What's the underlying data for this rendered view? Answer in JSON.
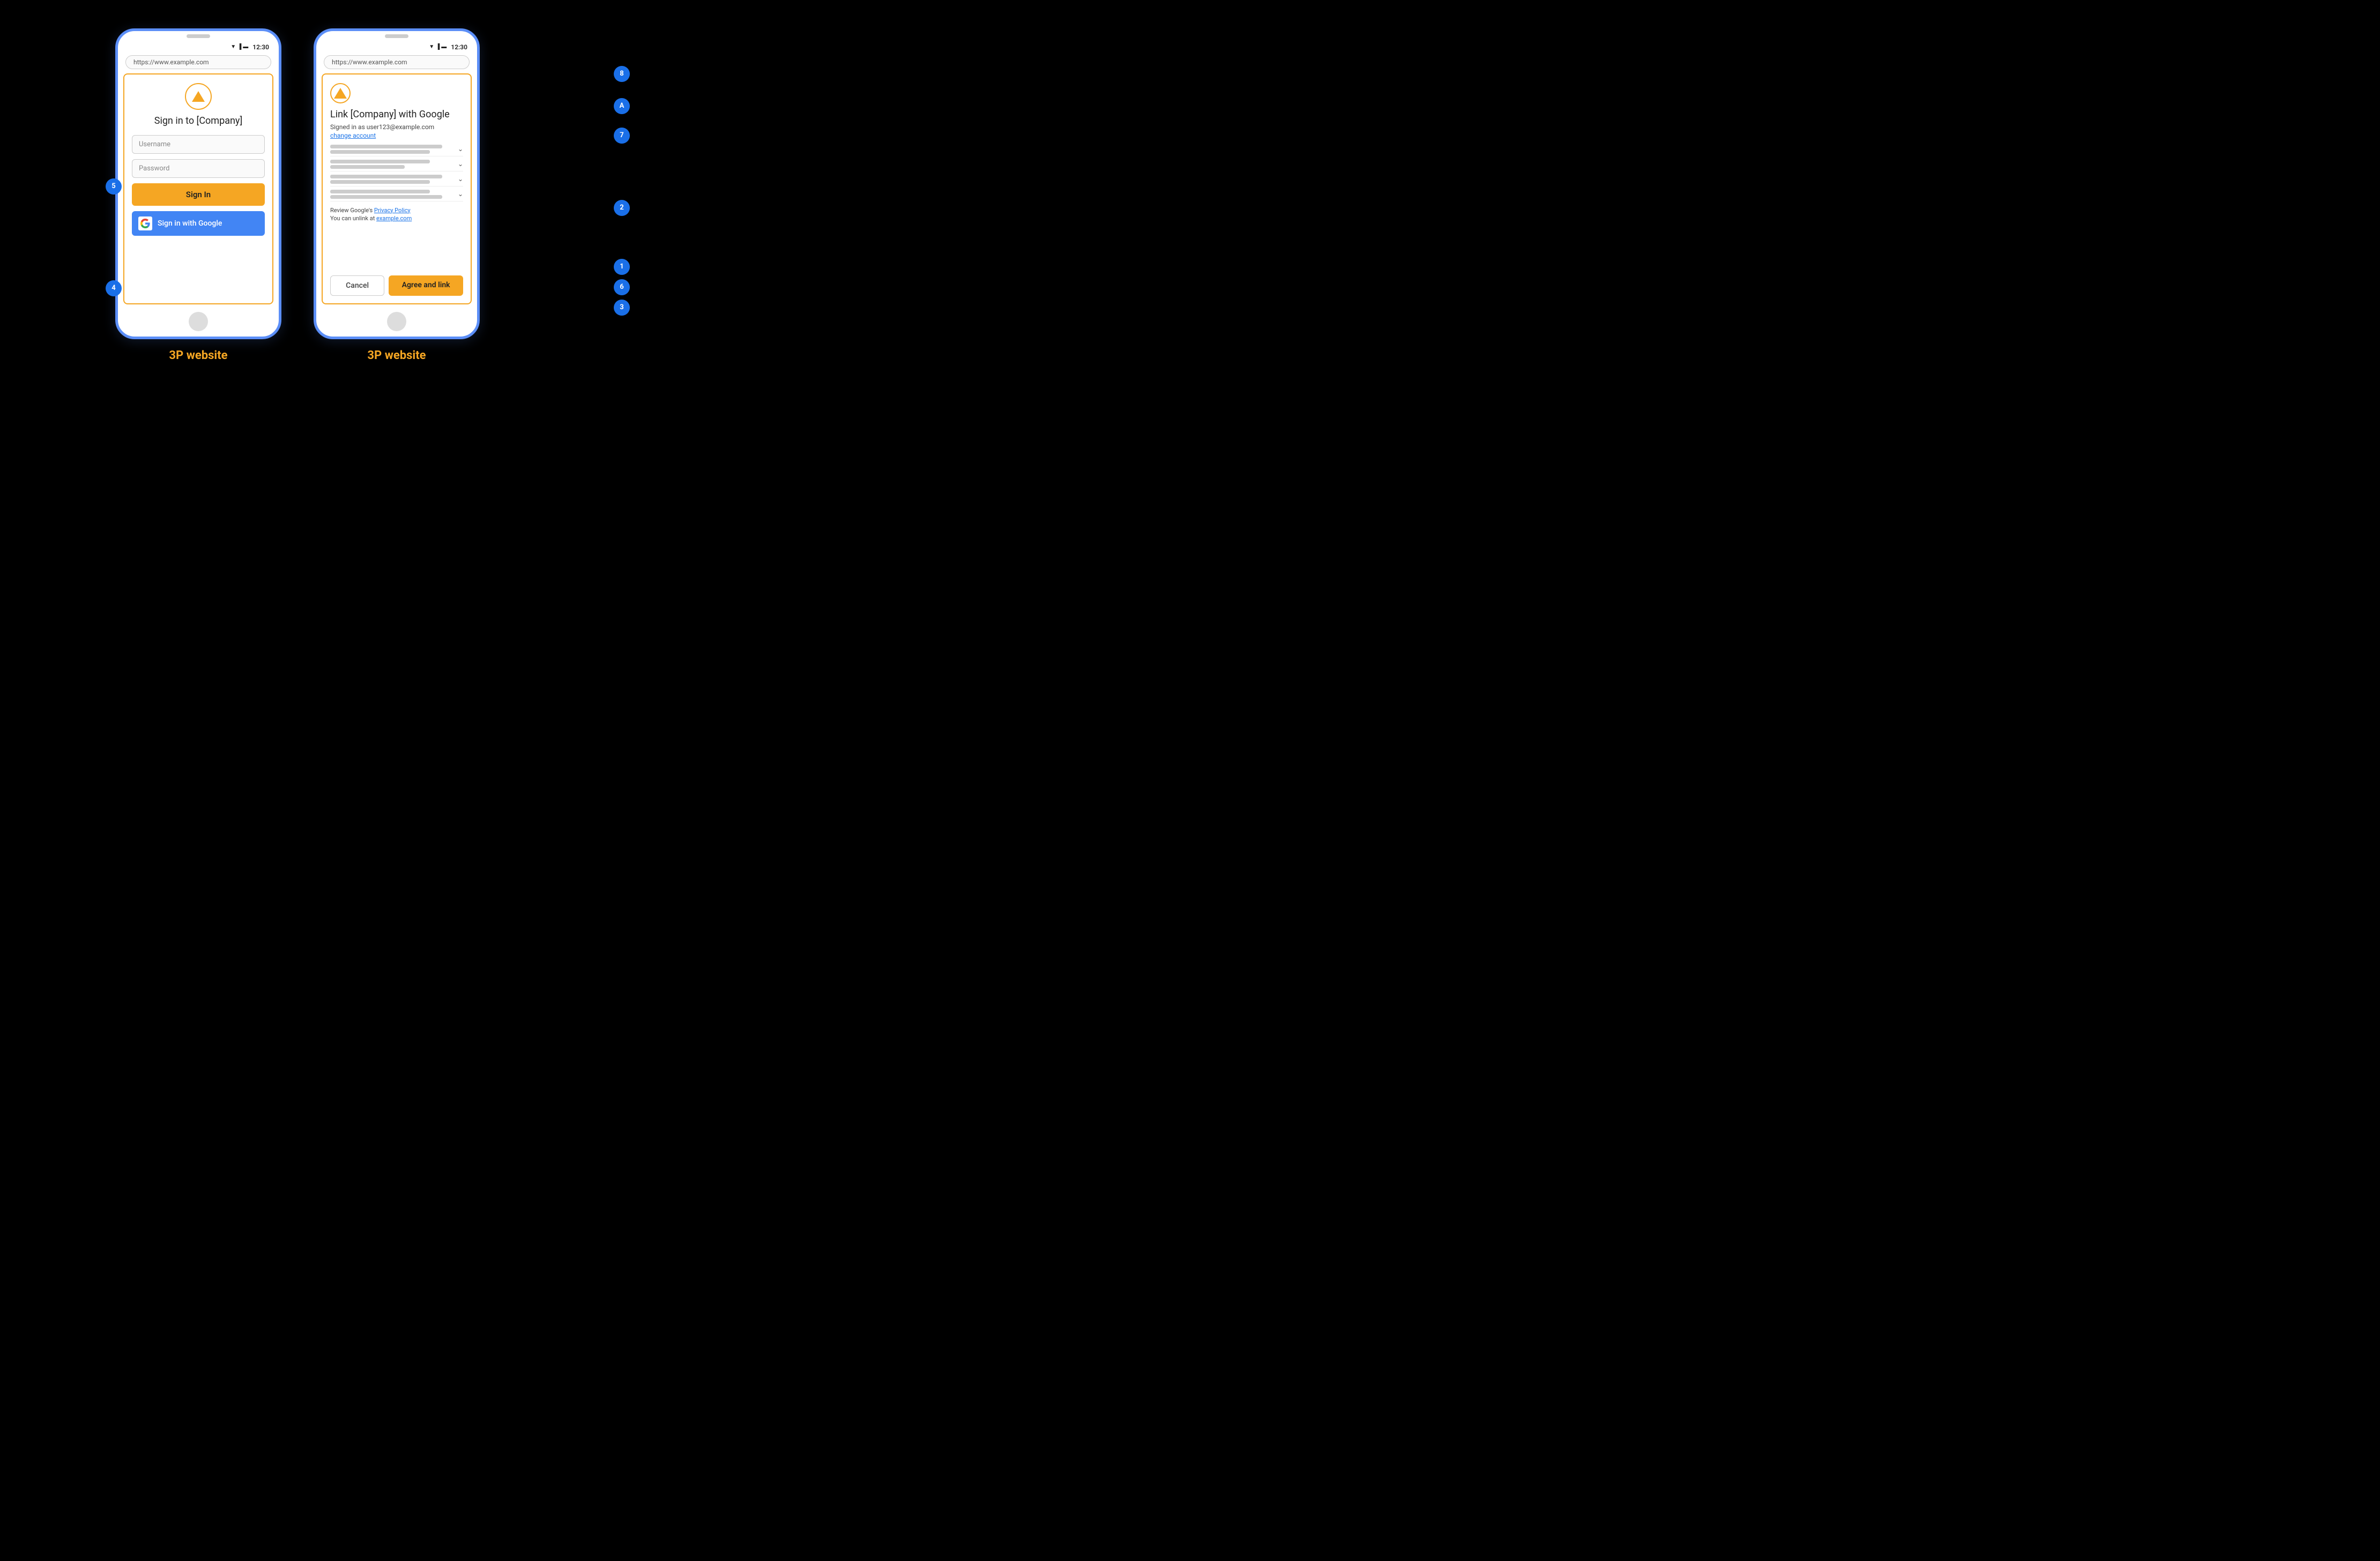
{
  "page": {
    "background": "#000000"
  },
  "left_phone": {
    "label": "3P website",
    "status_bar": {
      "time": "12:30",
      "icons": [
        "wifi",
        "signal",
        "battery"
      ]
    },
    "address_bar": "https://www.example.com",
    "company_logo_alt": "Company logo triangle",
    "sign_in_title": "Sign in to [Company]",
    "username_placeholder": "Username",
    "password_placeholder": "Password",
    "sign_in_button": "Sign In",
    "google_sign_in_button": "Sign in with Google"
  },
  "right_phone": {
    "label": "3P website",
    "status_bar": {
      "time": "12:30",
      "icons": [
        "wifi",
        "signal",
        "battery"
      ]
    },
    "address_bar": "https://www.example.com",
    "company_logo_alt": "Company logo triangle",
    "link_title": "Link [Company] with Google",
    "signed_in_as": "Signed in as user123@example.com",
    "change_account": "change account",
    "privacy_text_prefix": "Review Google's ",
    "privacy_link": "Privacy Policy",
    "unlink_text_prefix": "You can unlink at ",
    "unlink_link": "example.com",
    "cancel_button": "Cancel",
    "agree_button": "Agree and link"
  },
  "badges": {
    "b1": "1",
    "b2": "2",
    "b3": "3",
    "b4": "4",
    "b5": "5",
    "b6": "6",
    "b7": "7",
    "b8": "8",
    "bA": "A"
  }
}
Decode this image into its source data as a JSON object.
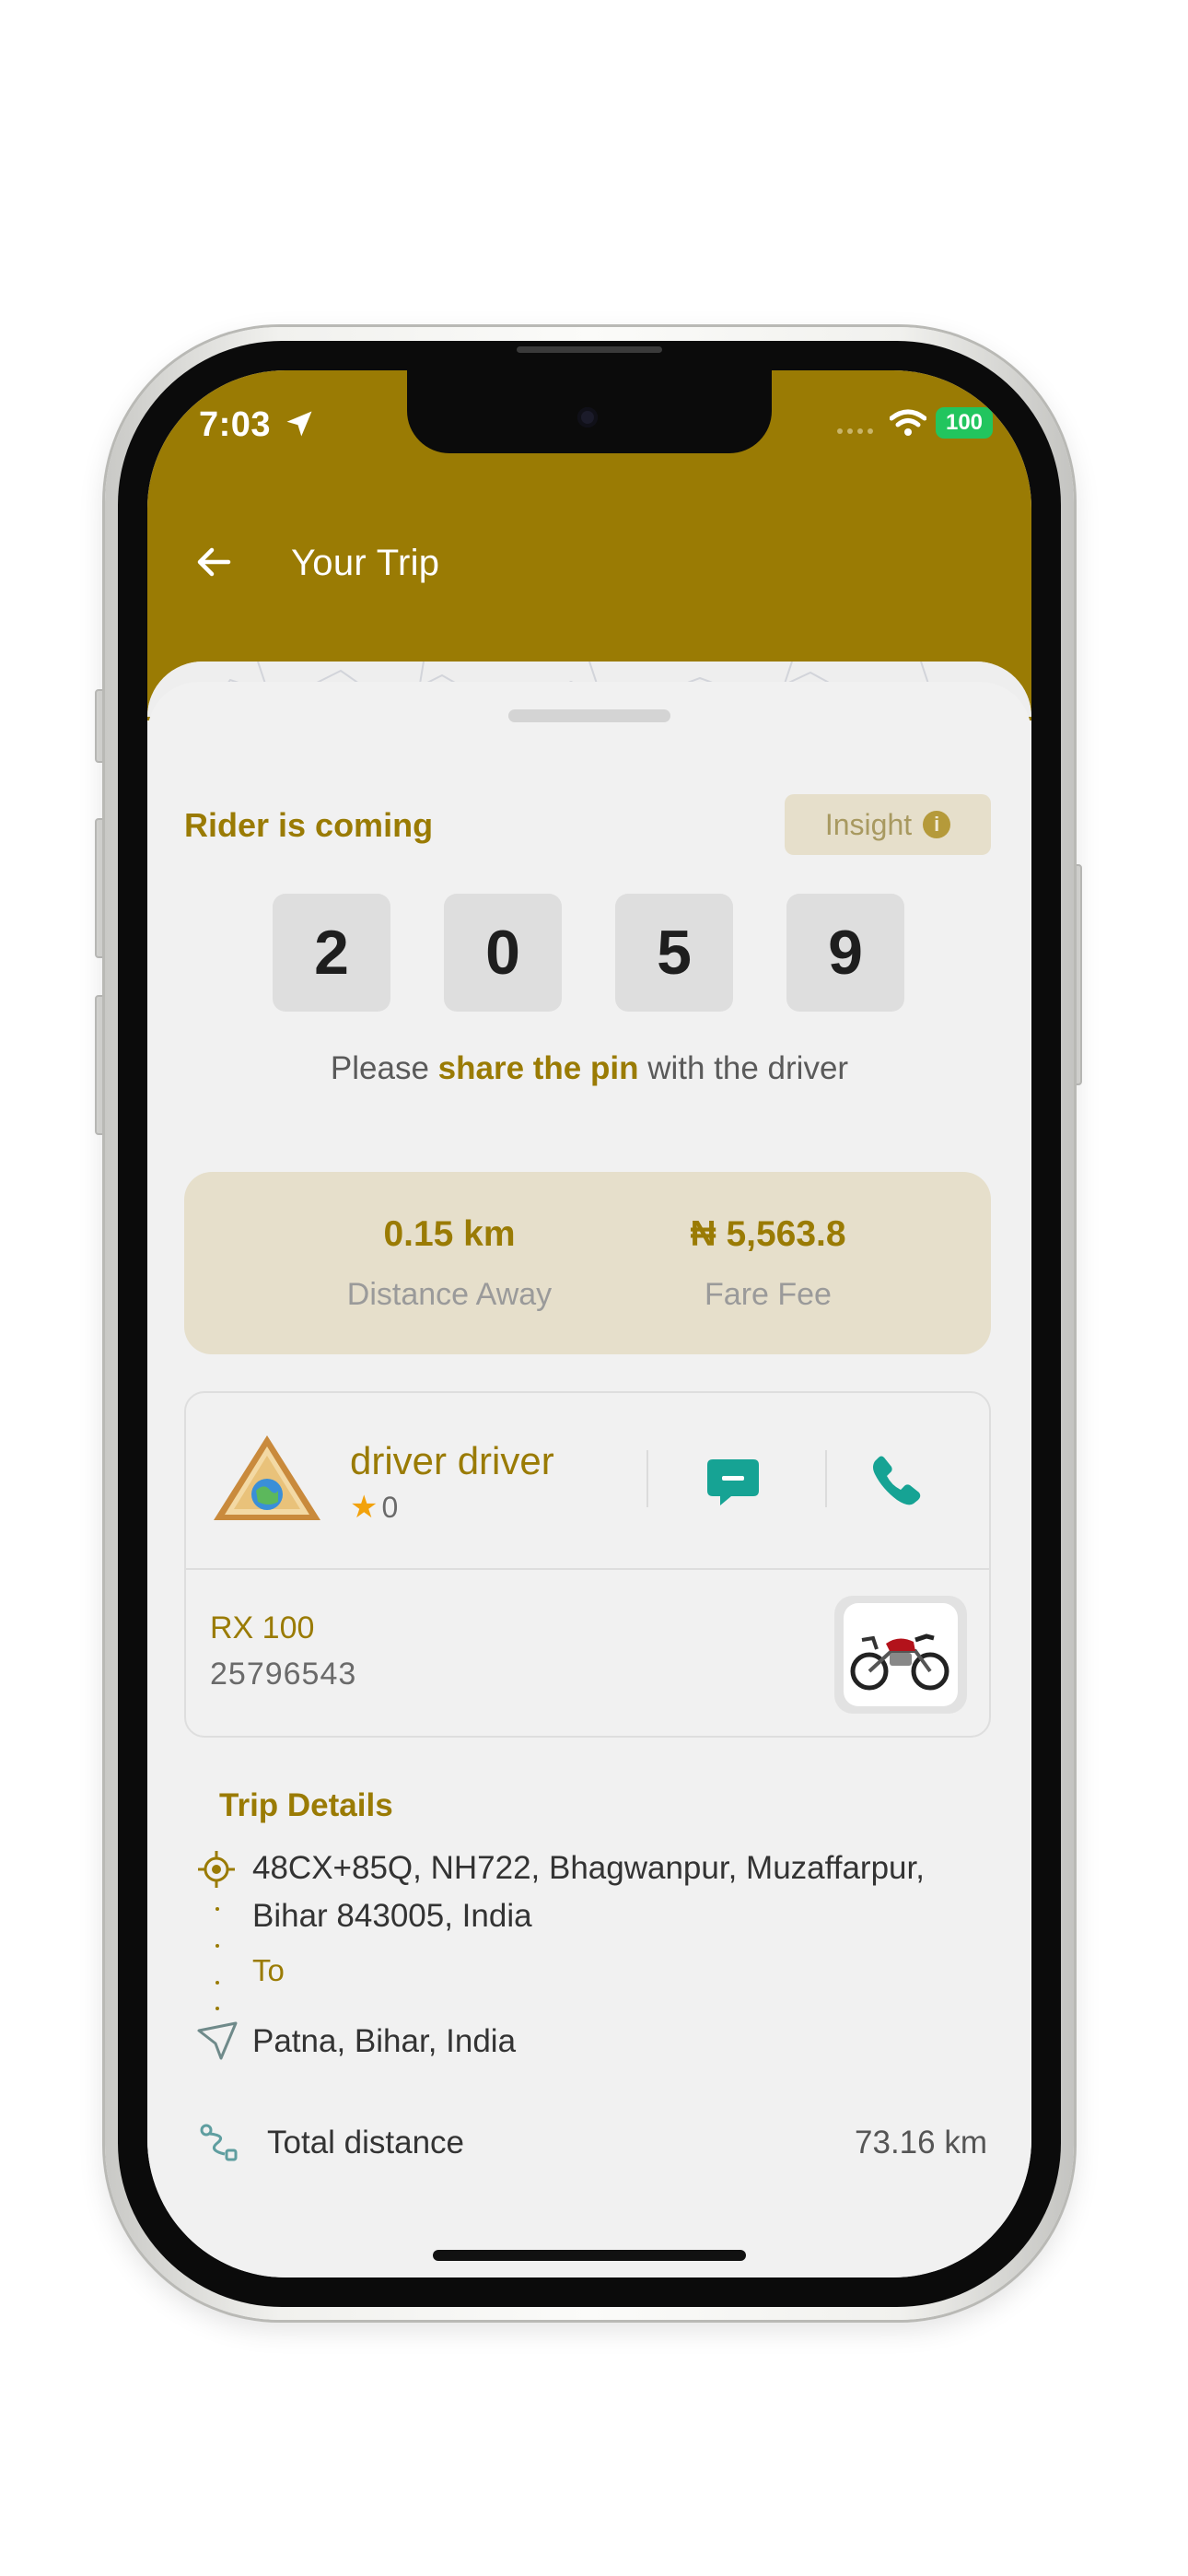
{
  "status_bar": {
    "time": "7:03",
    "battery": "100",
    "icons": [
      "location-arrow-icon",
      "signal-icon",
      "wifi-icon",
      "battery-icon"
    ]
  },
  "header": {
    "title": "Your Trip",
    "back_icon": "arrow-left-icon"
  },
  "trip_status": {
    "label": "Rider is coming",
    "insight_label": "Insight",
    "insight_icon": "info-icon"
  },
  "pin": {
    "digits": [
      "2",
      "0",
      "5",
      "9"
    ],
    "note_prefix": "Please ",
    "note_emphasis": "share the pin",
    "note_suffix": " with the driver"
  },
  "summary": {
    "distance_value": "0.15 km",
    "distance_label": "Distance Away",
    "fare_value": "₦ 5,563.8",
    "fare_label": "Fare Fee"
  },
  "driver": {
    "name": "driver driver",
    "rating": "0",
    "chat_icon": "chat-icon",
    "call_icon": "phone-icon"
  },
  "vehicle": {
    "model": "RX 100",
    "plate": "25796543",
    "image_icon": "motorcycle-icon"
  },
  "trip_details": {
    "title": "Trip Details",
    "pickup": "48CX+85Q, NH722, Bhagwanpur, Muzaffarpur, Bihar 843005, India",
    "to_label": "To",
    "dropoff": "Patna, Bihar, India",
    "total_distance_label": "Total distance",
    "total_distance_value": "73.16 km"
  },
  "colors": {
    "brand": "#9a7b04",
    "accent_teal": "#16a394",
    "card_beige": "#e6dfcb",
    "background": "#f1f1f1",
    "star": "#f2a20c"
  }
}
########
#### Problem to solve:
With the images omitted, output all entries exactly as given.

#### Completed task:
What's the underlying data for this rendered view? Answer in JSON.
{
  "page": {
    "background": "#000000"
  },
  "left_phone": {
    "label": "3P website",
    "status_bar": {
      "time": "12:30",
      "icons": [
        "wifi",
        "signal",
        "battery"
      ]
    },
    "address_bar": "https://www.example.com",
    "company_logo_alt": "Company logo triangle",
    "sign_in_title": "Sign in to [Company]",
    "username_placeholder": "Username",
    "password_placeholder": "Password",
    "sign_in_button": "Sign In",
    "google_sign_in_button": "Sign in with Google"
  },
  "right_phone": {
    "label": "3P website",
    "status_bar": {
      "time": "12:30",
      "icons": [
        "wifi",
        "signal",
        "battery"
      ]
    },
    "address_bar": "https://www.example.com",
    "company_logo_alt": "Company logo triangle",
    "link_title": "Link [Company] with Google",
    "signed_in_as": "Signed in as user123@example.com",
    "change_account": "change account",
    "privacy_text_prefix": "Review Google's ",
    "privacy_link": "Privacy Policy",
    "unlink_text_prefix": "You can unlink at ",
    "unlink_link": "example.com",
    "cancel_button": "Cancel",
    "agree_button": "Agree and link"
  },
  "badges": {
    "b1": "1",
    "b2": "2",
    "b3": "3",
    "b4": "4",
    "b5": "5",
    "b6": "6",
    "b7": "7",
    "b8": "8",
    "bA": "A"
  }
}
Decode this image into its source data as a JSON object.
{
  "status_bar": {
    "time": "7:03",
    "battery": "100",
    "icons": [
      "location-arrow-icon",
      "signal-icon",
      "wifi-icon",
      "battery-icon"
    ]
  },
  "header": {
    "title": "Your Trip",
    "back_icon": "arrow-left-icon"
  },
  "trip_status": {
    "label": "Rider is coming",
    "insight_label": "Insight",
    "insight_icon": "info-icon"
  },
  "pin": {
    "digits": [
      "2",
      "0",
      "5",
      "9"
    ],
    "note_prefix": "Please ",
    "note_emphasis": "share the pin",
    "note_suffix": " with the driver"
  },
  "summary": {
    "distance_value": "0.15 km",
    "distance_label": "Distance Away",
    "fare_value": "₦ 5,563.8",
    "fare_label": "Fare Fee"
  },
  "driver": {
    "name": "driver driver",
    "rating": "0",
    "chat_icon": "chat-icon",
    "call_icon": "phone-icon"
  },
  "vehicle": {
    "model": "RX 100",
    "plate": "25796543",
    "image_icon": "motorcycle-icon"
  },
  "trip_details": {
    "title": "Trip Details",
    "pickup": "48CX+85Q, NH722, Bhagwanpur, Muzaffarpur, Bihar 843005, India",
    "to_label": "To",
    "dropoff": "Patna, Bihar, India",
    "total_distance_label": "Total distance",
    "total_distance_value": "73.16 km"
  },
  "colors": {
    "brand": "#9a7b04",
    "accent_teal": "#16a394",
    "card_beige": "#e6dfcb",
    "background": "#f1f1f1",
    "star": "#f2a20c"
  }
}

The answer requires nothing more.